12 January '15..
As I wrote yesterday, the presence of terrorist Mahmoud Abbas at the anti-terror march in Paris was obscene. But it’s interesting to note the reason why he was there. Here’s the story:
After the French government began to send invitations to world leaders to participate in the rally against terror, Hollande’s national security adviser, Jacques Audibert, contacted his Israeli counterpart, Yossi Cohen, and said that Hollande would prefer that Netanyahu not attend, the source said.
Audibert explained that Hollande wanted the event to focus on demonstrating solidarity with France, and to avoid anything liable to divert attention to other controversial issues, like Jewish-Muslim relations or the Israeli-Palestinian conflict. Audibert said that Hollande hoped that Netanyahu would understand the difficulties his arrival might pose and would announce that he would not be attending.
A similar message was sent to Abbas, and both agreed that they would not come. On the one hand, I can see Hollande’s point. He wanted the event to be about France, nothing else. On the other hand — and I am sure that Hollande does not want to see it this way — it is at least partly about Jews, and the Prime Minister of Israel has a responsibility to the Jewish people, not just to Israelis. And perhaps he suspected that Netanyahu might suggest that French Jews should consider aliyah (which of course he did).
In any event, Netanyahu changed his mind and decided that he would come. Cynics will suggest that it is because he didn’t want to be upstaged by Naftali Bennett and Avigdor Lieberman, but it is also possible that he realized later that his responsibility to speak for the Jewish people overrode his desire for good relations with Hollande (who, after all, had just voted for an anti-Israel resolution at the UN Security Council).
Hollande was reportedly furious, and invited Abbas to ‘balance’ Netanyahu. And when Netanyahu spoke at the Grand Synagogue in Paris that evening, Hollande got up and left.
This is another chapter in the long and not-so-happy relationship between France and its Jews. When Napoleon offered the Jews emancipation at the beginning of the 19th century, he made demands as well. He decreed that they could live outside of ghettos, removed other restrictions and even made Judaism one of the official religions of France (the others were Catholicism and several forms of Protestantism). In return, he expected that Jews living in France would no longer consider themselves a distinct people. They would be French in every way, Frenchmen and women who practiced Judaism.
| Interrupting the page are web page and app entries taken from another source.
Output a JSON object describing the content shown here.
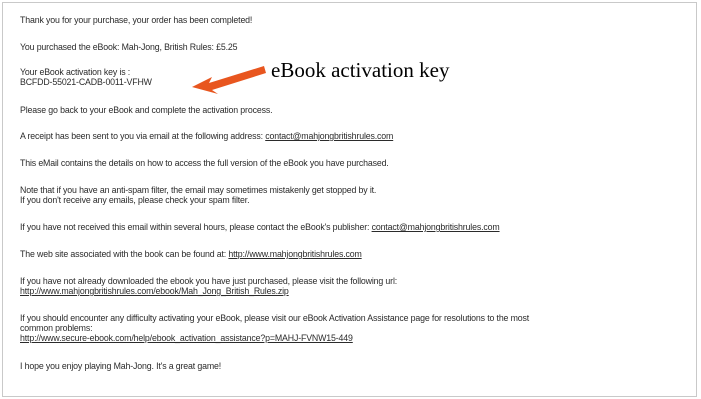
{
  "annotation": {
    "label": "eBook activation key",
    "arrow_color": "#e8561f"
  },
  "email": {
    "thank_you": "Thank you for your purchase, your order has been completed!",
    "purchased": "You purchased the eBook: Mah-Jong, British Rules: £5.25",
    "key_label": "Your eBook activation key is :",
    "key_value": "BCFDD-55021-CADB-0011-VFHW",
    "go_back": "Please go back to your eBook and complete the activation process.",
    "receipt_prefix": "A receipt has been sent to you via email at the following address:",
    "receipt_email": "contact@mahjongbritishrules.com",
    "contains_details": "This eMail contains the details on how to access the full version of the eBook you have purchased.",
    "spam_note_1": "Note that if you have an anti-spam filter, the email may sometimes mistakenly get stopped by it.",
    "spam_note_2": "If you don't receive any emails, please check your spam filter.",
    "not_received_prefix": "If you have not received this email within several hours, please contact the eBook's publisher:",
    "publisher_email": "contact@mahjongbritishrules.com",
    "website_prefix": "The web site associated with the book can be found at:",
    "website_url": "http://www.mahjongbritishrules.com",
    "download_prefix": "If you have not already downloaded the ebook you have just purchased, please visit the following url:",
    "download_url": "http://www.mahjongbritishrules.com/ebook/Mah_Jong_British_Rules.zip",
    "difficulty_1": "If you should encounter any difficulty activating your eBook, please visit our eBook Activation Assistance page for resolutions to the most",
    "difficulty_2": "common problems:",
    "assistance_url": "http://www.secure-ebook.com/help/ebook_activation_assistance?p=MAHJ-FVNW15-449",
    "closing": "I hope you enjoy playing Mah-Jong. It's a great game!"
  }
}
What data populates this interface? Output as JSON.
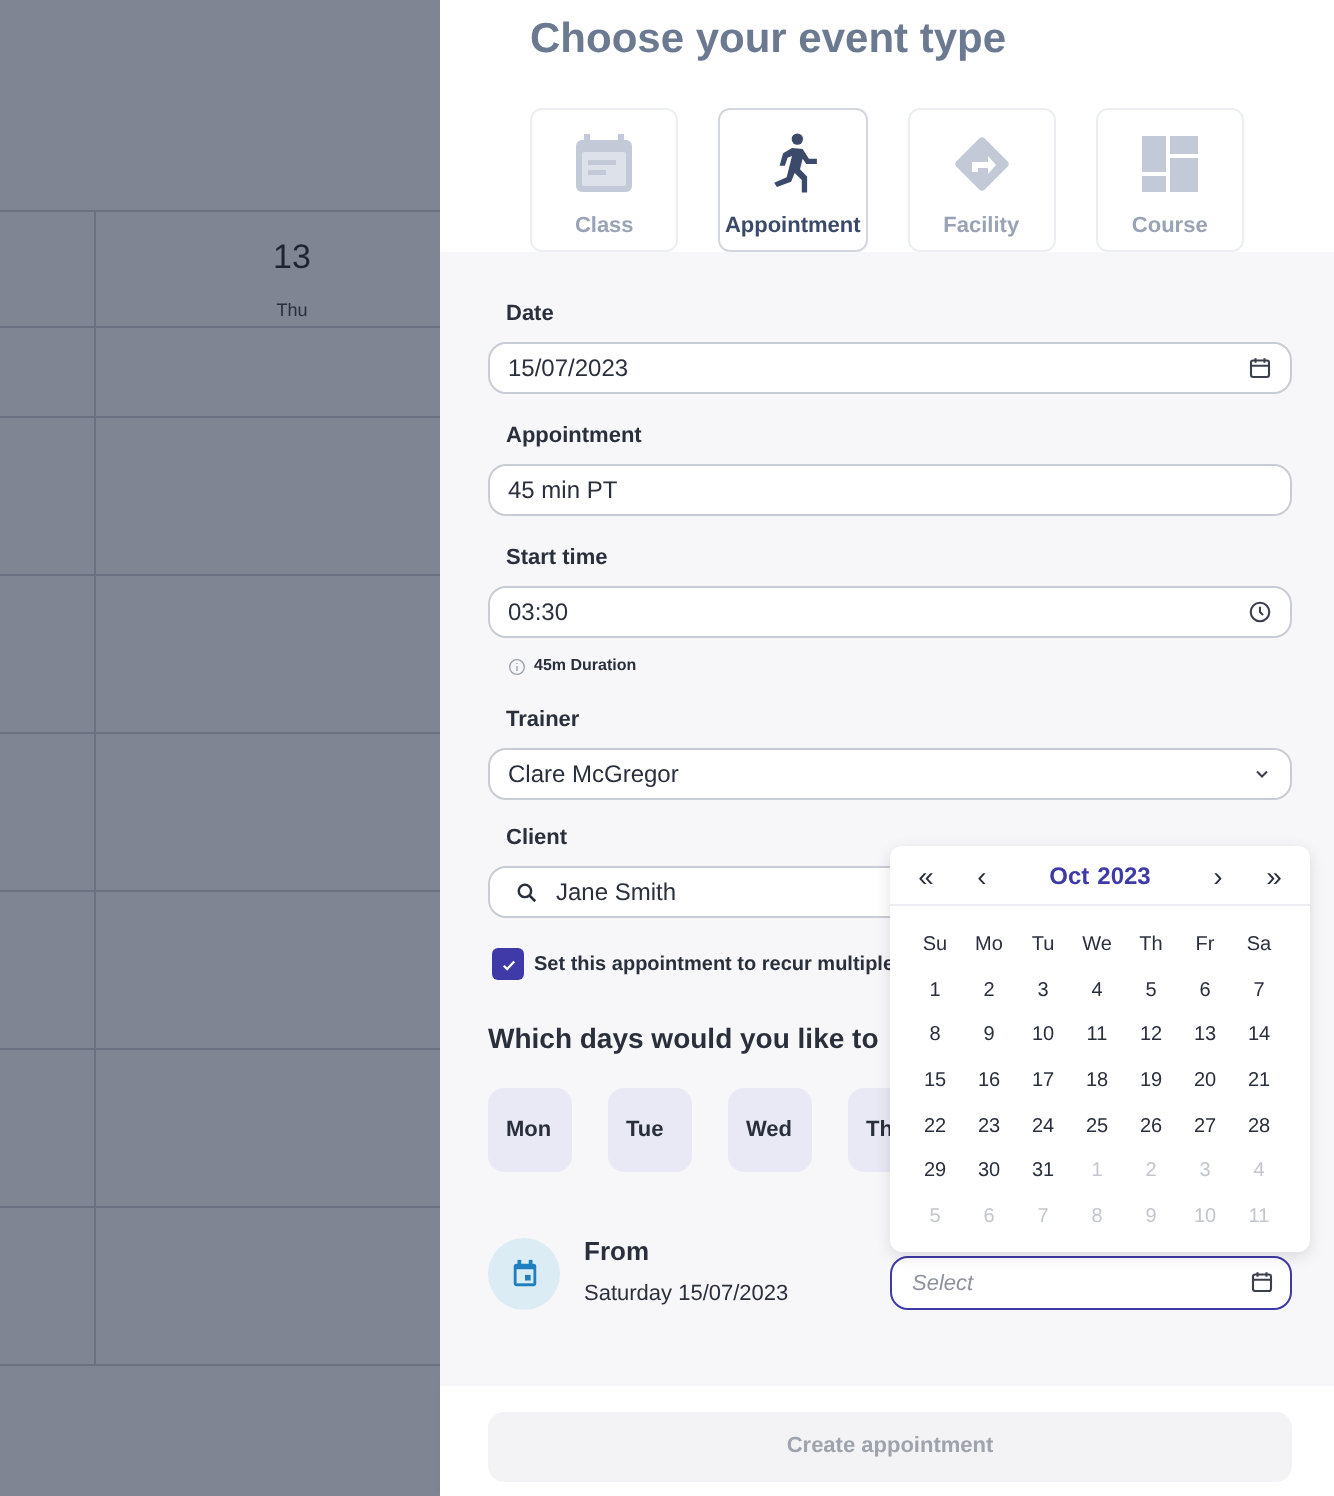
{
  "backdrop": {
    "day_number": "13",
    "day_name": "Thu"
  },
  "panel": {
    "title": "Choose your event type",
    "event_types": [
      {
        "label": "Class",
        "kind": "class",
        "selected": false
      },
      {
        "label": "Appointment",
        "kind": "appointment",
        "selected": true
      },
      {
        "label": "Facility",
        "kind": "facility",
        "selected": false
      },
      {
        "label": "Course",
        "kind": "course",
        "selected": false
      }
    ],
    "fields": [
      {
        "label": "Date",
        "value": "15/07/2023",
        "kind": "date"
      },
      {
        "label": "Appointment",
        "value": "45 min PT",
        "kind": "text"
      },
      {
        "label": "Start time",
        "value": "03:30",
        "kind": "time",
        "hint": "45m Duration"
      },
      {
        "label": "Trainer",
        "value": "Clare McGregor",
        "kind": "select"
      },
      {
        "label": "Client",
        "value": "Jane Smith",
        "kind": "search"
      }
    ],
    "recur": {
      "label": "Set this appointment to recur multiple",
      "checked": true
    },
    "days_heading": "Which days would you like to",
    "days": [
      {
        "label": "Mon",
        "selected": false
      },
      {
        "label": "Tue",
        "selected": false
      },
      {
        "label": "Wed",
        "selected": false
      },
      {
        "label": "Th",
        "selected": false
      }
    ],
    "from": {
      "label": "From",
      "value": "Saturday 15/07/2023"
    },
    "until": {
      "placeholder": "Select"
    },
    "datepicker": {
      "prev_year": "«",
      "prev_month": "‹",
      "month": "Oct",
      "year": "2023",
      "next_month": "›",
      "next_year": "»",
      "weekdays": [
        "Su",
        "Mo",
        "Tu",
        "We",
        "Th",
        "Fr",
        "Sa"
      ],
      "weeks": [
        [
          {
            "day": "1",
            "outside": false
          },
          {
            "day": "2",
            "outside": false
          },
          {
            "day": "3",
            "outside": false
          },
          {
            "day": "4",
            "outside": false
          },
          {
            "day": "5",
            "outside": false
          },
          {
            "day": "6",
            "outside": false
          },
          {
            "day": "7",
            "outside": false
          }
        ],
        [
          {
            "day": "8",
            "outside": false
          },
          {
            "day": "9",
            "outside": false
          },
          {
            "day": "10",
            "outside": false
          },
          {
            "day": "11",
            "outside": false
          },
          {
            "day": "12",
            "outside": false
          },
          {
            "day": "13",
            "outside": false
          },
          {
            "day": "14",
            "outside": false
          }
        ],
        [
          {
            "day": "15",
            "outside": false
          },
          {
            "day": "16",
            "outside": false
          },
          {
            "day": "17",
            "outside": false
          },
          {
            "day": "18",
            "outside": false
          },
          {
            "day": "19",
            "outside": false
          },
          {
            "day": "20",
            "outside": false
          },
          {
            "day": "21",
            "outside": false
          }
        ],
        [
          {
            "day": "22",
            "outside": false
          },
          {
            "day": "23",
            "outside": false
          },
          {
            "day": "24",
            "outside": false
          },
          {
            "day": "25",
            "outside": false
          },
          {
            "day": "26",
            "outside": false
          },
          {
            "day": "27",
            "outside": false
          },
          {
            "day": "28",
            "outside": false
          }
        ],
        [
          {
            "day": "29",
            "outside": false
          },
          {
            "day": "30",
            "outside": false
          },
          {
            "day": "31",
            "outside": false
          },
          {
            "day": "1",
            "outside": true
          },
          {
            "day": "2",
            "outside": true
          },
          {
            "day": "3",
            "outside": true
          },
          {
            "day": "4",
            "outside": true
          }
        ],
        [
          {
            "day": "5",
            "outside": true
          },
          {
            "day": "6",
            "outside": true
          },
          {
            "day": "7",
            "outside": true
          },
          {
            "day": "8",
            "outside": true
          },
          {
            "day": "9",
            "outside": true
          },
          {
            "day": "10",
            "outside": true
          },
          {
            "day": "11",
            "outside": true
          }
        ]
      ]
    },
    "submit": {
      "label": "Create appointment",
      "disabled": true
    }
  }
}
But France didn’t live up to Napoleon’s bargain. Anti-Jewish attitudes remained, and when Alfred Dreyfus — an army officer, a French patriot who happened to be Jewish — was falsely accused of treason in 1894, most of the establishment went along with the coverup of the evidence against the real traitor, Ferdinand Esterhazy, and the trumped-up charges and draconian punishment of Dreyfus. The French ‘street’ seethed with anti-Jewish agitation as well. Indeed, the Dreyfus affair was a major motivation for Theodor Herzl’s position that Europe’s Jewish problem would not be solved within its borders.
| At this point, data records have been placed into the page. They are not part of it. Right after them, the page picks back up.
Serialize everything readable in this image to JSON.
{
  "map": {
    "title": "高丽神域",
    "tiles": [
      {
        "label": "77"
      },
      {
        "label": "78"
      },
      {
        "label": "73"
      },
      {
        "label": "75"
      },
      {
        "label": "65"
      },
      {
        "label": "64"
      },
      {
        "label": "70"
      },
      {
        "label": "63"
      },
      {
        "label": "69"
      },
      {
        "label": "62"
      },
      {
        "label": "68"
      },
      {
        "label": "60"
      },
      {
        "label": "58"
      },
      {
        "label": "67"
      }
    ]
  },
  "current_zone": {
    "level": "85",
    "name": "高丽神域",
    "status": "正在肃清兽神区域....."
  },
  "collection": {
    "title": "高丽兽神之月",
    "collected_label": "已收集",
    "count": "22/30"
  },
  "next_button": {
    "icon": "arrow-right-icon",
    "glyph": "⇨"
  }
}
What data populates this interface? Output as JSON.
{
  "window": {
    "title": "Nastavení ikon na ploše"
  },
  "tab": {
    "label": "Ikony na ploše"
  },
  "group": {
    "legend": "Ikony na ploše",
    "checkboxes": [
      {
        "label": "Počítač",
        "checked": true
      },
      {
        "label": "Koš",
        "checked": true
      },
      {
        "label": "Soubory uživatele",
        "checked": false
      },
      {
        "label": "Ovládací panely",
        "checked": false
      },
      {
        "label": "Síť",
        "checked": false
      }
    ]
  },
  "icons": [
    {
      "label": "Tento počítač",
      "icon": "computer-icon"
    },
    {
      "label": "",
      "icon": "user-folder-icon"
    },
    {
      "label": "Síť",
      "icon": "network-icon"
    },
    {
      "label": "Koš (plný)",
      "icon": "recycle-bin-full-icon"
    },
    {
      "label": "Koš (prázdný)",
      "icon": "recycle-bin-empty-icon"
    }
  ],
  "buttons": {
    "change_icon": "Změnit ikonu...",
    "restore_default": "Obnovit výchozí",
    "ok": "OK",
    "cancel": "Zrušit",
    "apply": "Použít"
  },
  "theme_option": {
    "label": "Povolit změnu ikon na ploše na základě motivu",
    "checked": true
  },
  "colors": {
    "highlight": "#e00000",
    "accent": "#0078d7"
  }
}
Herzl was so affected by the Dreyfus case that he as much as predicted the coming Holocaust:
I cannot imagine what appearance and form this will take. Will it be expropriation by some revolutionary force from below? Will it be proscription by some reactionary force from above? Will they banish us? Will they kill us? I expect all these forms and others.
France’s behavior during WWII, when Vichy officials cooperated with the Nazis in sending Jews to their deaths, was not exemplary either, although of course there were many French people who did not cooperate (as there were famous “Dreyfusards” like Emile Zola). Nevertheless, French Jews knew, and know today, that they are somewhat less than wholly ‘French’ when the chips are down.
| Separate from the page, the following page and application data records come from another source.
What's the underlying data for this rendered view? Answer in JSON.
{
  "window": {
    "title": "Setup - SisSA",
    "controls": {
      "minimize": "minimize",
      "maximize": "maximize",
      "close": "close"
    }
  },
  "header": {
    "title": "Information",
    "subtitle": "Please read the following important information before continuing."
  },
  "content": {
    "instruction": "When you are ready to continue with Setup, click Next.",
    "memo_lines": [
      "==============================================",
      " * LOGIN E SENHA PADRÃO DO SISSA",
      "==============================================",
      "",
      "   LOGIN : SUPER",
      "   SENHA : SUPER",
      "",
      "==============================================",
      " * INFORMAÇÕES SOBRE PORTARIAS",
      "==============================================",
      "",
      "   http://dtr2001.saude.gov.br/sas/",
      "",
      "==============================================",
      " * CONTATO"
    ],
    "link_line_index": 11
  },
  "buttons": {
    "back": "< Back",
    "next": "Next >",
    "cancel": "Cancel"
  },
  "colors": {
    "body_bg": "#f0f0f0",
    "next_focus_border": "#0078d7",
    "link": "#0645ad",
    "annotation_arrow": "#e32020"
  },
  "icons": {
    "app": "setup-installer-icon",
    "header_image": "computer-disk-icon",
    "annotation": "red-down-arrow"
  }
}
The recent anti-Jewish violence — the kidnapping, torture and murder of Ilan Halimi, the mob attacks on synagogues, the rape of a woman in her home who was told it was because she was Jewish, the murders at the Jewish school in Toulouse, yesterday’s killing of four Jews at a kosher market, and perhaps most of all, the daily degradation of Jews who are afraid to wear kippot or walk to synagogues, who are cursed, struck and spat on in the streets — has convinced French Jews that the Republic can not or will not protect them.
Hollande apparently is insulted by the fact that they don’t trust the state and him personally, so much so that they appeal to the leader of the Jewish state (Netanyahu was met with cheers (video) when he entered the synagogue) for help and perhaps to provide them with a place of refuge. In addition, he is probably worried about France losing its Jews and the intellectual and financial capital that they represent.
There is also a psychological/political defeat when it becomes manifest that the Republic is apparently incapable of maintaining its founding principle, the idea of “liberty, equality and fraternity” for all French people, regardless of religion or ethnicity. French PM Manuel Valls said this:
If 100,000 French people of Spanish origin were to leave, I would never say that France is not France anymore. But if 100,000 Jews leave, France will no longer be France. The French Republic will be judged a failure.
I can sympathize with Valls. But how many chances ought the Jews to give to France before they decide that it’s time to go?